How best to ventilate to avoid moisture damage to cargo

The air at sea is very humid; it contains a large quantity of water vapour. When this humid air meets relatively colder surfaces, the moisture condenses on the surface as either cargo sweat or ship’s sweat. What is cargo sweat?
 

Cargo sweat is condensation that can form on exposed surfaces of cargo. It occurs when large amounts of warm, moist air are introduced into a hold containing substantially colder cargo.
 

What is ship’s sweat?
 

Ship’s sweat is condensation that forms on the vessel structure. It occurs when the air within the hold is, made warm and moist by the cargo, comes into contact with cold surfaces as the vessel moves into cooler climates. Cargo can be damaged as a result of overhead drips, by direct contact with sweat that forms on the ship’s side, or by condensed water that gathers in the bottom of the hold.

‘Sweating’ or condensation is a problem many shipping companies need to overcome to ensure cargo isn’t affected by ‘moisture damage’. This is because a significant number of cargo claims are made due to ‘moisture damage’ - particularly claims involving bagged or bulk agricultural products. Claimants typically allege that failure by the ship to ventilate correctly resulted in the development of condensation (‘sweat’), causing the cargo to deteriorate.
 

Why ventilation is important
 

If cargo spaces are not appropriately ventilated, the temperature in the hold will increase. It’s particularly problematic when a ship sails from a colder to a warmer region. As the deck is exposed to sunlight, it heats. Through conduction, the air temperature in the hold also begins to rise.

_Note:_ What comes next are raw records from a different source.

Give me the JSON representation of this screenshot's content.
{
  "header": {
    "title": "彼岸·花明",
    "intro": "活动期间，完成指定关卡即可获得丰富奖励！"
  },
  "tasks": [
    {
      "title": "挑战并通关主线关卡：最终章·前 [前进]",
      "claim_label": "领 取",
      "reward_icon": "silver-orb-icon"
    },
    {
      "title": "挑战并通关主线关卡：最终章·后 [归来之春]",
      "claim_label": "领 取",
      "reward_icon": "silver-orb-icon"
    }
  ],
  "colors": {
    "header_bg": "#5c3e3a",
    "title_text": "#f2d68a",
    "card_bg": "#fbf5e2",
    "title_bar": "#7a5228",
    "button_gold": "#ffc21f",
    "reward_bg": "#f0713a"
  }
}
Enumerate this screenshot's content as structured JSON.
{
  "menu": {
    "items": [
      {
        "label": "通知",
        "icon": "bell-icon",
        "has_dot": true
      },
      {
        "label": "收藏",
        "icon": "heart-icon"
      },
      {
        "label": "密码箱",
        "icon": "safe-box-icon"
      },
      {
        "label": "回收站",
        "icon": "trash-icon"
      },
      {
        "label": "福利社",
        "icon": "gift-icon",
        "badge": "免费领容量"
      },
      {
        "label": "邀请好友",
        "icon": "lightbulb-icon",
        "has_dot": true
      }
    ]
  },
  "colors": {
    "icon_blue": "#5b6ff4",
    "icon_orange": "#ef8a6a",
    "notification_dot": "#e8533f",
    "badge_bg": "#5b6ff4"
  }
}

Increases in seawater temperatures also have the same effect on the shipside plating and, subsequently, on the hold temperature.

To avoid claims, and to safeguard crew, shipping companies can use new features in SPOS 9.2, which include the relative humidity and dew point in the daily weather forecast. This enables onboard teams to know how best to ventilate based on the conditions.

 

Knowing whether or not to ventilate
 

The decision to ventilate or not comes down to four influencing factors:

1. Saturation: The amount of water vapour the air may contain

2. Relative humidity: The actual amount of water vapour in the air, compared with the saturation or air at the same temperature or pressure

3. Dew point temperature: When an isolated volume of air cools, and the temperature falls, the relative humidity increases. Once the temperature decreases, to the point where saturation occurs, and water begins to condense.

4. Dew point measurement: Theoretically, all decisions regarding cargo ventilation should be based on dew point temperatures, comparing the dew point of the ambient air with the dew point of the air inside the hold. The dew point temperature inside a cargo space is more problematic. One of the simplest methods is to use a "whirling psychrometer", swinging the instrument inside the hold until the wet bulb temperature has stopped falling and remains steady.


Once the influencing factors are known, the rules for ventilation are simple.
 

#1 Dew point Rule

VENTILATE if the dew point of the air inside the hold is higher than the dew point of the air outside the hold.

DO NOT VENTILATE if the dew point of the air inside the hold is lower than the dew point of the air outside the hold.

#2 Three Degree Rule
 

In many instances, it is impracticable to measure the hold dew point temperatures accurately, or at all. In such cases, ventilation requirements may be estimated by comparing the average cargo temperature at the time of loading with the outside air temperature several times a day. Ventilation may then be carried out on the following basis;

VENTILATE if the dry bulb temperature of the outside air is at least 3°C cooler than the average cargo temperature at the time of loading.
DO NOT VENTILATE if the dry bulb temperature of the outside air less than 3°C cooler than the average cargo temperature at the time of loading, or warmer.

#3 Traveling between warm tropical and cold winter zones
 

The rule is to ventilate when travelling from a warm tropical zone to a cold winter zone.

"HOT TO COLD, VENTILATE HOLD, COLD TO HOT, VENTILATE NOT"

 

Want to know more and discover how one shipping company is already using SPOS to help prevent issues caused by high humidity and sweating?

Download "Keeping Cargo Safe During Transit: How to Prevent Moisture Damage with SPOS"

 

Download Case Story

Avoiding moisture damage is a key challenge for merchant shipping companies. Discover how best to ventilate, based on conditions, to help overcome this issue.